Search the records below for "list"; copy each line that has it.

---- Dataset excerpts

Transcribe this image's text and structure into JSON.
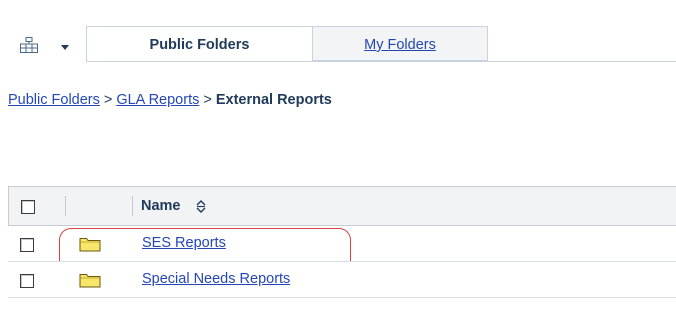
{
  "toolbar": {
    "view_icon": "folder-tree-icon",
    "dropdown_icon": "caret-down-icon"
  },
  "tabs": [
    {
      "label": "Public Folders",
      "active": true
    },
    {
      "label": "My Folders",
      "active": false
    }
  ],
  "breadcrumb": {
    "items": [
      "Public Folders",
      "GLA Reports"
    ],
    "separator": ">",
    "current": "External Reports"
  },
  "table": {
    "header": {
      "name": "Name",
      "sort_icon": "sort-toggle-icon"
    },
    "rows": [
      {
        "name": "SES Reports",
        "icon": "folder-icon",
        "checked": false,
        "highlighted": true
      },
      {
        "name": "Special Needs Reports",
        "icon": "folder-icon",
        "checked": false,
        "highlighted": false
      }
    ]
  },
  "colors": {
    "link": "#2447b5",
    "text": "#1f3a5a",
    "folder": "#f7e66a",
    "highlight": "#d8413f"
  }
}
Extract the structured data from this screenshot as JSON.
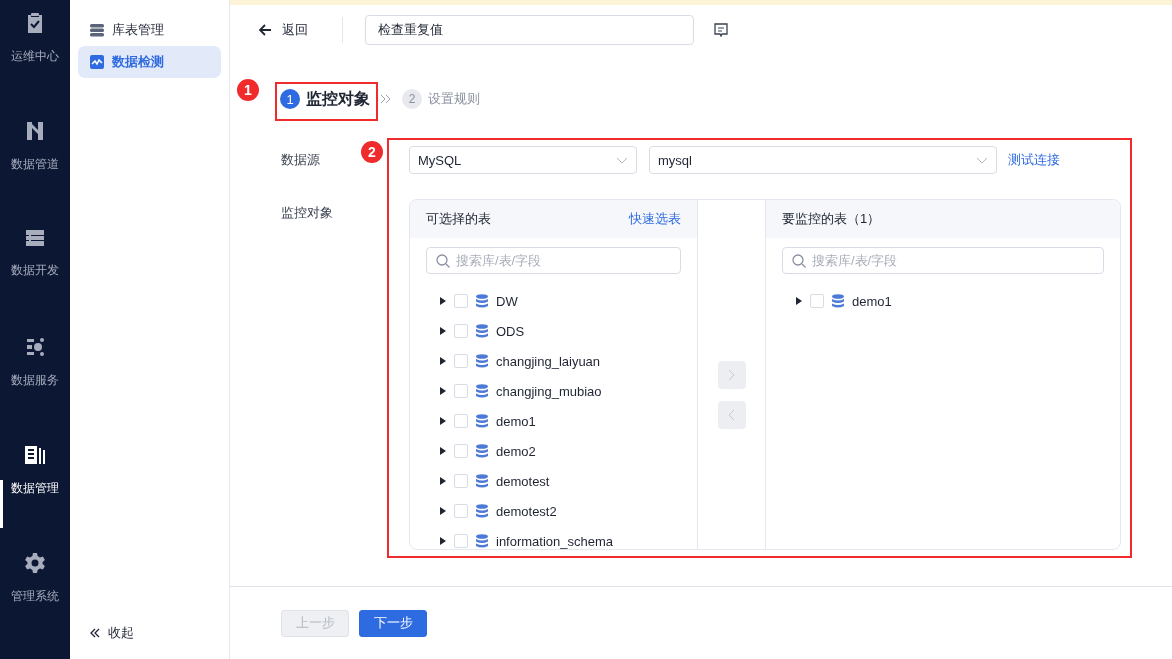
{
  "nav": {
    "items": [
      {
        "kind": "ops",
        "label": "运维中心",
        "selected": false
      },
      {
        "kind": "pipeline",
        "label": "数据管道",
        "selected": false
      },
      {
        "kind": "develop",
        "label": "数据开发",
        "selected": false
      },
      {
        "kind": "service",
        "label": "数据服务",
        "selected": false
      },
      {
        "kind": "manage",
        "label": "数据管理",
        "selected": true
      },
      {
        "kind": "system",
        "label": "管理系统",
        "selected": false
      }
    ]
  },
  "sidebar": {
    "items": [
      {
        "kind": "table",
        "label": "库表管理",
        "selected": false
      },
      {
        "kind": "monitor",
        "label": "数据检测",
        "selected": true
      }
    ],
    "collapse": "收起"
  },
  "header": {
    "back": "返回",
    "name_value": "检查重复值"
  },
  "steps": [
    {
      "number": "1",
      "label": "监控对象",
      "selected": true
    },
    {
      "number": "2",
      "label": "设置规则",
      "selected": false
    }
  ],
  "form": {
    "source_label": "数据源",
    "source_type": "MySQL",
    "source_name": "mysql",
    "test_link": "测试连接",
    "target_label": "监控对象"
  },
  "transfer": {
    "left": {
      "title": "可选择的表",
      "action": "快速选表",
      "placeholder": "搜索库/表/字段",
      "items": [
        {
          "label": "DW",
          "checked": false,
          "expanded": false
        },
        {
          "label": "ODS",
          "checked": false,
          "expanded": false
        },
        {
          "label": "changjing_laiyuan",
          "checked": false,
          "expanded": false
        },
        {
          "label": "changjing_mubiao",
          "checked": false,
          "expanded": false
        },
        {
          "label": "demo1",
          "checked": false,
          "expanded": false
        },
        {
          "label": "demo2",
          "checked": false,
          "expanded": false
        },
        {
          "label": "demotest",
          "checked": false,
          "expanded": false
        },
        {
          "label": "demotest2",
          "checked": false,
          "expanded": false
        },
        {
          "label": "information_schema",
          "checked": false,
          "expanded": false
        }
      ]
    },
    "buttons": [
      {
        "kind": "right",
        "disabled": true
      },
      {
        "kind": "left",
        "disabled": true
      }
    ],
    "right": {
      "title": "要监控的表（1）",
      "placeholder": "搜索库/表/字段",
      "items": [
        {
          "label": "demo1",
          "checked": false,
          "expanded": false
        }
      ]
    }
  },
  "footer": [
    {
      "label": "上一步",
      "disabled": true
    },
    {
      "label": "下一步",
      "disabled": false
    }
  ],
  "annotations": [
    {
      "label": "1"
    },
    {
      "label": "2"
    }
  ]
}
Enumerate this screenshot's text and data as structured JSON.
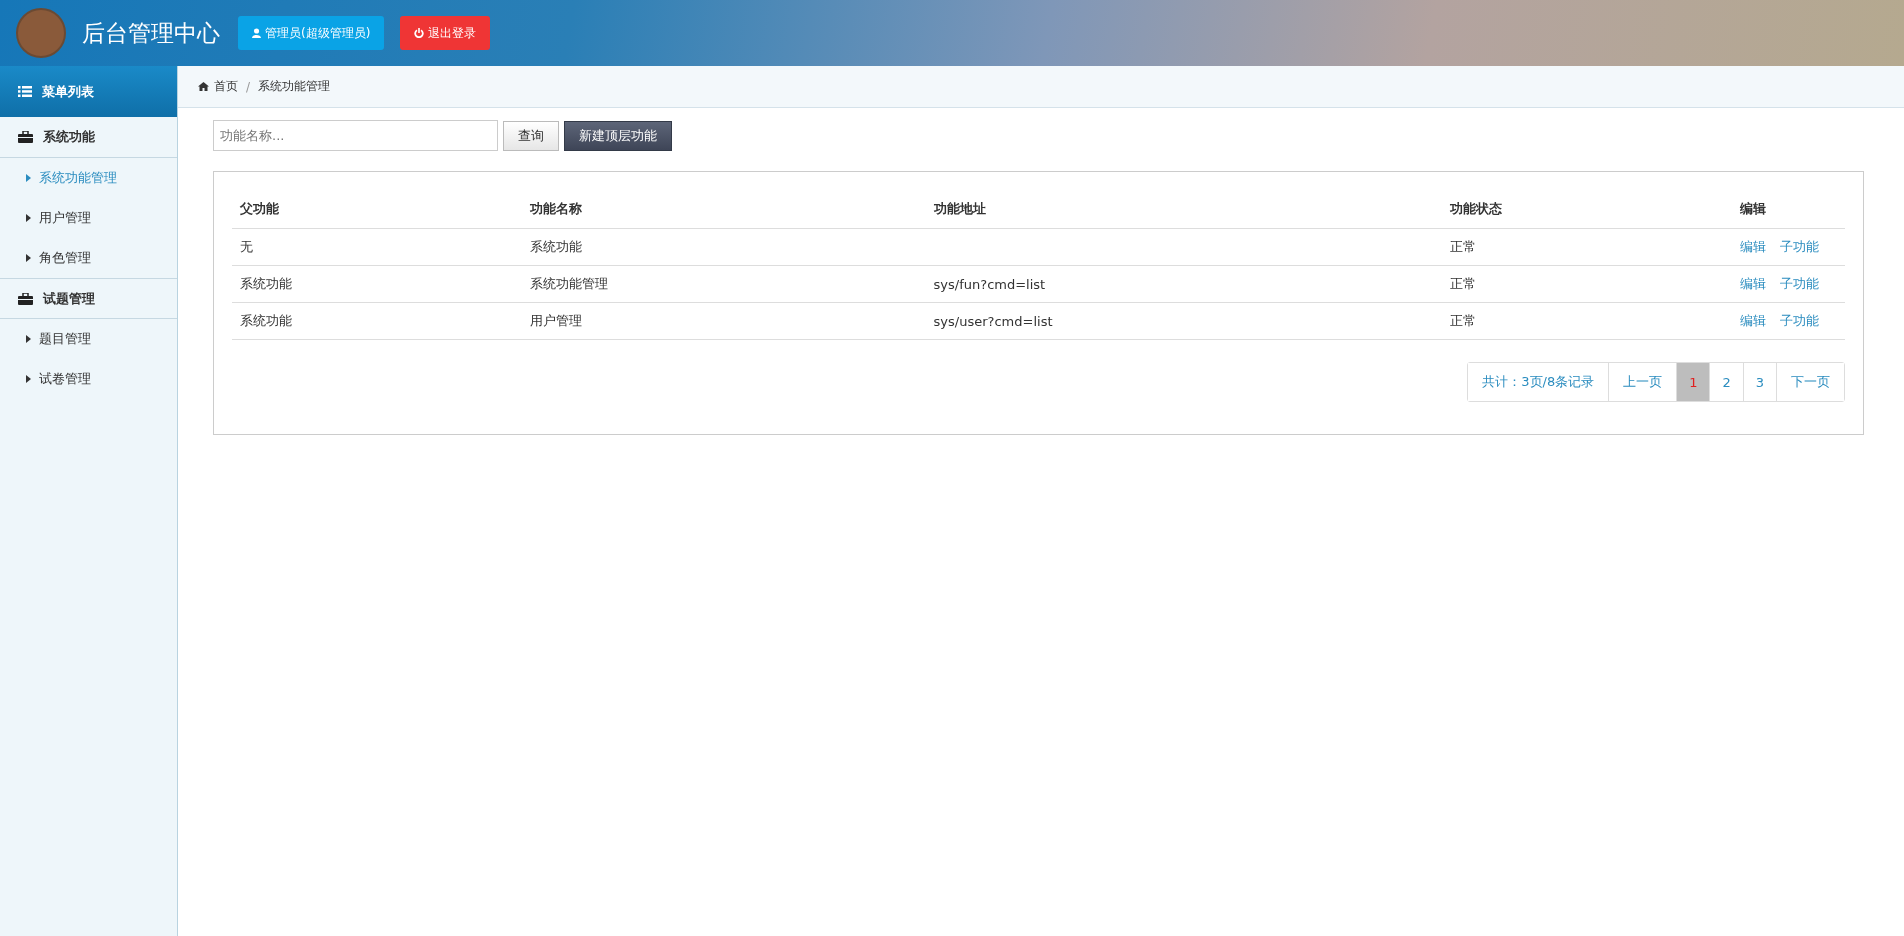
{
  "header": {
    "title": "后台管理中心",
    "user_button": "管理员(超级管理员)",
    "logout_button": "退出登录"
  },
  "sidebar": {
    "title": "菜单列表",
    "groups": [
      {
        "label": "系统功能",
        "items": [
          {
            "label": "系统功能管理",
            "selected": true
          },
          {
            "label": "用户管理",
            "selected": false
          },
          {
            "label": "角色管理",
            "selected": false
          }
        ]
      },
      {
        "label": "试题管理",
        "items": [
          {
            "label": "题目管理",
            "selected": false
          },
          {
            "label": "试卷管理",
            "selected": false
          }
        ]
      }
    ]
  },
  "breadcrumb": {
    "separator": "/",
    "items": [
      "首页",
      "系统功能管理"
    ]
  },
  "toolbar": {
    "search_placeholder": "功能名称...",
    "query_button": "查询",
    "new_button": "新建顶层功能"
  },
  "table": {
    "columns": [
      "父功能",
      "功能名称",
      "功能地址",
      "功能状态",
      "编辑"
    ],
    "rows": [
      {
        "cells": [
          "无",
          "系统功能",
          "",
          "正常"
        ],
        "actions": [
          "编辑",
          "子功能"
        ]
      },
      {
        "cells": [
          "系统功能",
          "系统功能管理",
          "sys/fun?cmd=list",
          "正常"
        ],
        "actions": [
          "编辑",
          "子功能"
        ]
      },
      {
        "cells": [
          "系统功能",
          "用户管理",
          "sys/user?cmd=list",
          "正常"
        ],
        "actions": [
          "编辑",
          "子功能"
        ]
      }
    ]
  },
  "pagination": {
    "summary": "共计：3页/8条记录",
    "prev": "上一页",
    "pages": [
      {
        "label": "1",
        "selected": true
      },
      {
        "label": "2",
        "selected": false
      },
      {
        "label": "3",
        "selected": false
      }
    ],
    "next": "下一页"
  }
}
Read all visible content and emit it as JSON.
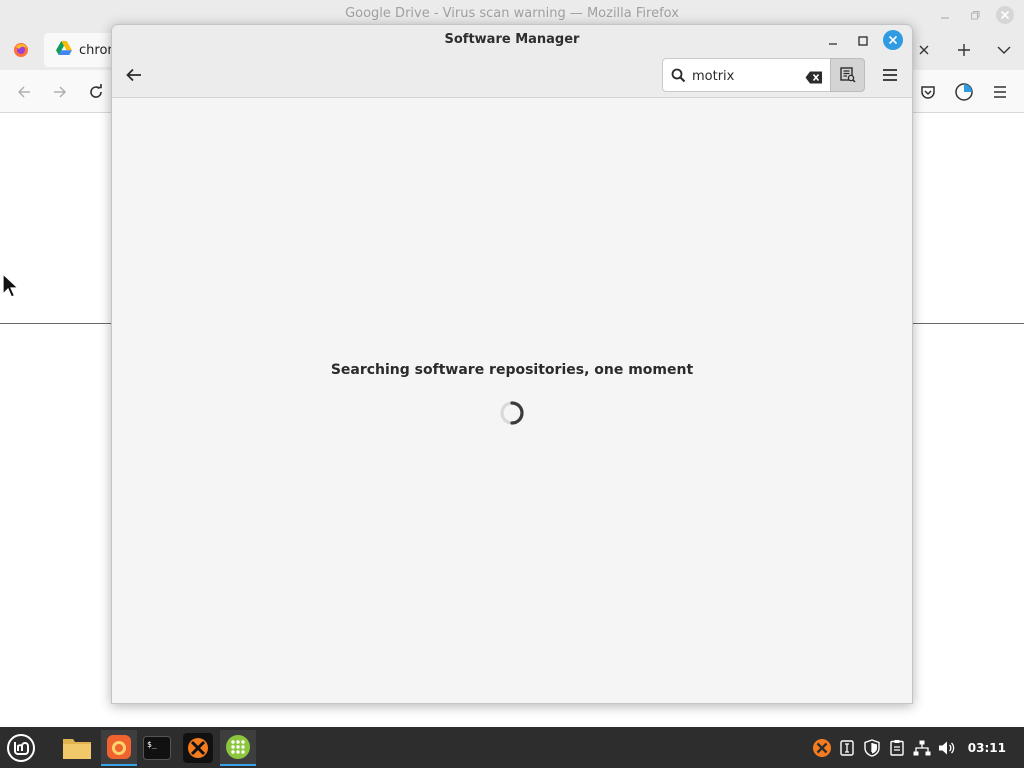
{
  "firefox": {
    "window_title": "Google Drive - Virus scan warning — Mozilla Firefox",
    "tab": {
      "label": "chrom",
      "icon": "google-drive-icon"
    },
    "tabbar_buttons": [
      "close-tab-icon",
      "new-tab-icon",
      "list-tabs-icon"
    ],
    "nav_buttons": [
      "back-icon",
      "forward-icon",
      "reload-icon"
    ],
    "toolbar_right": [
      "pocket-icon",
      "account-icon",
      "hamburger-menu-icon"
    ]
  },
  "software_manager": {
    "title": "Software Manager",
    "search": {
      "value": "motrix",
      "placeholder": ""
    },
    "status_text": "Searching software repositories, one moment",
    "icons": {
      "back": "back-arrow-icon",
      "search": "search-icon",
      "clear": "clear-search-icon",
      "search_mode": "search-in-summary-icon",
      "menu": "hamburger-menu-icon"
    },
    "accent": "#2f9be0"
  },
  "taskbar": {
    "clock": "03:11",
    "apps": [
      {
        "name": "files",
        "icon": "folder-icon",
        "active": false
      },
      {
        "name": "firefox",
        "icon": "firefox-icon",
        "active": true
      },
      {
        "name": "terminal",
        "icon": "terminal-icon",
        "active": false
      },
      {
        "name": "xampp",
        "icon": "xampp-icon",
        "active": false
      },
      {
        "name": "software-manager",
        "icon": "software-manager-icon",
        "active": true
      }
    ],
    "tray": [
      "xampp-tray-icon",
      "keyboard-layout-icon",
      "update-shield-icon",
      "clipboard-icon",
      "network-icon",
      "volume-icon"
    ]
  }
}
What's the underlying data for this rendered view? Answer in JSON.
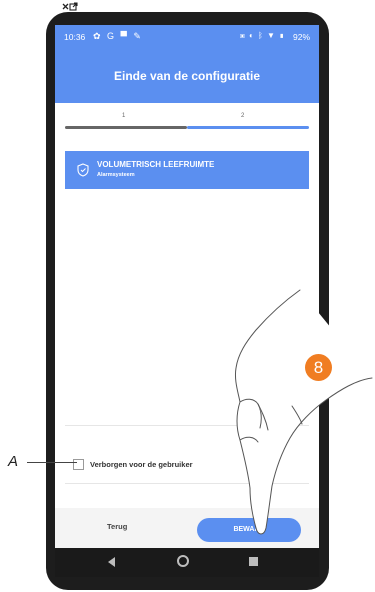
{
  "status_bar": {
    "time": "10:36",
    "battery": "92%",
    "left_icons": "✿ G ▀ ✎",
    "right_icons": "▣ ◐ ᛒ ▼ ▮"
  },
  "header": {
    "title": "Einde van de configuratie"
  },
  "stepper": {
    "steps": [
      {
        "label": "1"
      },
      {
        "label": "2"
      }
    ],
    "current_step": 2,
    "inactive_color": "#666666",
    "active_color": "#5b8ff0"
  },
  "device": {
    "name": "VOLUMETRISCH LEEFRUIMTE",
    "type": "Alarmsysteem",
    "icon": "shield-icon"
  },
  "hidden_option": {
    "label": "Verborgen voor de gebruiker",
    "checked": false
  },
  "footer": {
    "back_label": "Terug",
    "save_label": "BEWAAR"
  },
  "callout": {
    "letter": "A",
    "step_number": "8",
    "badge_color": "#f07d22"
  },
  "colors": {
    "accent": "#5b8ff0"
  }
}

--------

» Answer box
          "sys/fun?cmd=list",
          "sys/user?cmd=list",
      "list-tabs-icon"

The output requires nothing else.